FPS developers Id Software and Epic have locked horns over the Games for Windows branding system introduced by Microsoft. Epic have refused to support the system, meaning that players of Unreal Tournament III on the 360 will not be playing against players of the PC version, whereas the possibility still exists for PC/PS3 cross-compatibility. Id on the other hand have come out in support of the system and say that anything that combats piracy and makes it easier to connect players with each other must be a good thing.
In a forum post on the utforums, Epic’s Mark Rein has said:
UT3 does not use Games for Windows LIVE. We have not decided about cross platform play between PC and PS3. We’re not 100% sure that users want that feature but if we get time we’ll play around with it and see how it works. In the mean time we plan to be able to serve the PS3 from PC servers so that should help us gets lots of great servers going.
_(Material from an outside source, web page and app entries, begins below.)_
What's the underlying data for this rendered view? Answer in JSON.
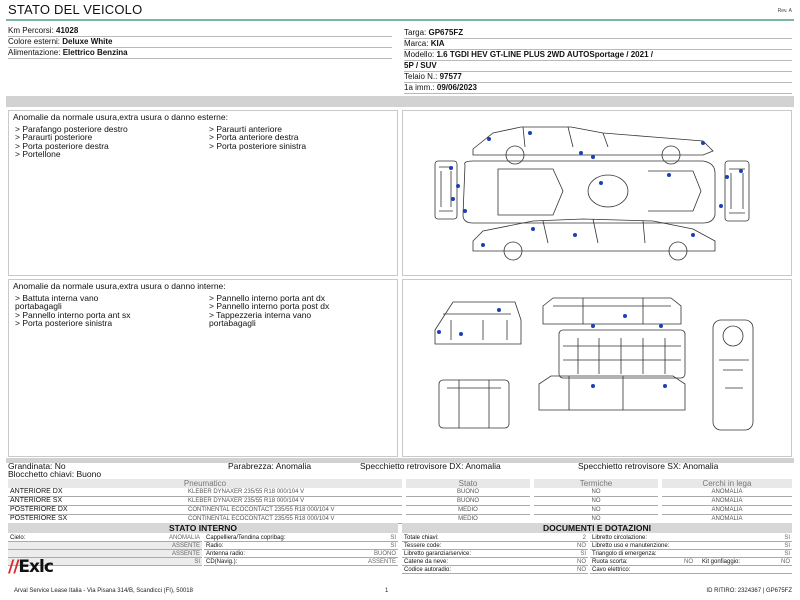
{
  "header": {
    "title": "STATO DEL VEICOLO",
    "rev": "Rev. A"
  },
  "vehicle_left": [
    {
      "label": "Km Percorsi:",
      "value": "41028"
    },
    {
      "label": "Colore esterni:",
      "value": "Deluxe White"
    },
    {
      "label": "Alimentazione:",
      "value": "Elettrico Benzina"
    }
  ],
  "vehicle_right": {
    "targa_label": "Targa:",
    "targa": "GP675FZ",
    "marca_label": "Marca:",
    "marca": "KIA",
    "modello_label": "Modello:",
    "modello_1": "1.6 TGDI HEV GT-LINE PLUS 2WD AUTOSportage / 2021 /",
    "modello_2": "5P / SUV",
    "telaio_label": "Telaio N.:",
    "telaio": "97577",
    "imm_label": "1a imm.:",
    "imm": "09/06/2023"
  },
  "exterior": {
    "title": "Anomalie da normale usura,extra usura o danno esterne:",
    "col1": [
      "> Parafango posteriore destro",
      "> Paraurti posteriore",
      "> Porta posteriore destra",
      "> Portellone"
    ],
    "col2": [
      "> Paraurti anteriore",
      "> Porta anteriore destra",
      "> Porta posteriore sinistra"
    ]
  },
  "interior": {
    "title": "Anomalie da normale usura,extra usura o danno interne:",
    "col1": [
      "> Battuta interna vano",
      "portabagagli",
      "> Pannello interno porta ant sx",
      "> Porta posteriore sinistra"
    ],
    "col2": [
      "> Pannello interno porta ant dx",
      "> Pannello interno porta post dx",
      "> Tappezzeria interna vano",
      "portabagagli"
    ]
  },
  "summary": {
    "grandinata": "Grandinata: No",
    "blocchetto": "Blocchetto chiavi: Buono",
    "parabrezza": "Parabrezza: Anomalia",
    "specchio_dx": "Specchietto retrovisore DX: Anomalia",
    "specchio_sx": "Specchietto retrovisore SX: Anomalia"
  },
  "tires": {
    "headers": [
      "Pneumatico",
      "Stato",
      "Termiche",
      "Cerchi in lega"
    ],
    "rows": [
      {
        "pos": "ANTERIORE DX",
        "model": "KLEBER DYNAXER 235/55 R18 000/104 V",
        "stato": "BUONO",
        "termiche": "NO",
        "cerchi": "ANOMALIA"
      },
      {
        "pos": "ANTERIORE SX",
        "model": "KLEBER DYNAXER 235/55 R18 000/104 V",
        "stato": "BUONO",
        "termiche": "NO",
        "cerchi": "ANOMALIA"
      },
      {
        "pos": "POSTERIORE DX",
        "model": "CONTINENTAL ECOCONTACT 235/55 R18 000/104 V",
        "stato": "MEDIO",
        "termiche": "NO",
        "cerchi": "ANOMALIA"
      },
      {
        "pos": "POSTERIORE SX",
        "model": "CONTINENTAL ECOCONTACT 235/55 R18 000/104 V",
        "stato": "MEDIO",
        "termiche": "NO",
        "cerchi": "ANOMALIA"
      }
    ]
  },
  "stato_interno": {
    "title": "STATO INTERNO",
    "left": [
      {
        "label": "Cielo:",
        "value": "ANOMALIA"
      },
      {
        "label": "",
        "value": "ASSENTE"
      },
      {
        "label": "",
        "value": "ASSENTE"
      },
      {
        "label": "",
        "value": "SI"
      }
    ],
    "right": [
      {
        "label": "Cappelliera/Tendina copribag:",
        "value": "SI"
      },
      {
        "label": "Radio:",
        "value": "SI"
      },
      {
        "label": "Antenna radio:",
        "value": "BUONO"
      },
      {
        "label": "CD(Navig.):",
        "value": "ASSENTE"
      }
    ]
  },
  "documenti": {
    "title": "DOCUMENTI E DOTAZIONI",
    "left": [
      {
        "label": "Totale chiavi:",
        "value": "2"
      },
      {
        "label": "Tessere code:",
        "value": "NO"
      },
      {
        "label": "Libretto garanzia/service:",
        "value": "SI"
      },
      {
        "label": "Catene da neve:",
        "value": "NO"
      },
      {
        "label": "Codice autoradio:",
        "value": "NO"
      }
    ],
    "right": [
      {
        "label": "Libretto circolazione:",
        "value": "SI"
      },
      {
        "label": "Libretto uso e manutenzione:",
        "value": "SI"
      },
      {
        "label": "Triangolo di emergenza:",
        "value": "SI"
      },
      {
        "label": "Ruota scorta:",
        "value": "NO"
      },
      {
        "label": "Cavo elettrico:",
        "value": ""
      }
    ],
    "kit_label": "Kit gonfiaggio:",
    "kit_value": "NO"
  },
  "footer": {
    "logo_bars": "//",
    "logo_text": "Exlc",
    "company": "Arval Service Lease Italia - Via Pisana 314/B, Scandicci (FI), 50018",
    "page": "1",
    "ritiro": "ID RITIRO: 2324367 | GP675FZ"
  },
  "colors": {
    "accent_green": "#7fb5a9",
    "marker_blue": "#1f3fb5",
    "logo_red": "#d9262b"
  }
}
To the relief of other posters. many of whom see Games for Windows Live as simply an attempt by Microsoft to make more money, ruining the gaming experience in the process. People have been able to play UT for years without having to pay fro the privilege, I don’t think any of the fans would have thanked them for lumbering them with Windows Live and the problems associated with it. Most of the discussion in the thread revolves around the proposed PC/PS3 cross-platform issue and how to balance games where players are using both control systems (pad/mouse and keyb.) Something which Microsoft ‘solved’ in Shadowrun by handicapping PC players.
Id have come down on the other side of the argument, saying that Games for Windows Live is “a legitimate progression of making the PC feel more – not like a console, but like a closed system.” Now this should ring warning bells for any PC gamer worth their salt. Implied in that statement are a whole raft of measures which will restrict the use to which you put your PC, when it comes to gaming at least. I’m a supporter of the Open Source Software movement, and deeply resent the stranglehold that Microsoft has on PC use in general, and PC gaming in particular. Windows should not be the only operating system which people make games for, which is what the Games for Windows initiative seems to be aiming towards. I would not be surprised if users of Games for Windows Live ended up paying for content and functionality in their games which has traditionally been available free of charge. Id try and put a respectable gloss on this by claiming it would reduce piracy which they say “is killing the industry.” What it really does is reduce consumer choice and freedom. I’ll tell you one thing, if a Windows Live account is required to play Enemy Territory: Quake Wars, which don’t get me wrong is looking to be a great game, I certainly won’t be buying it.
(From and .)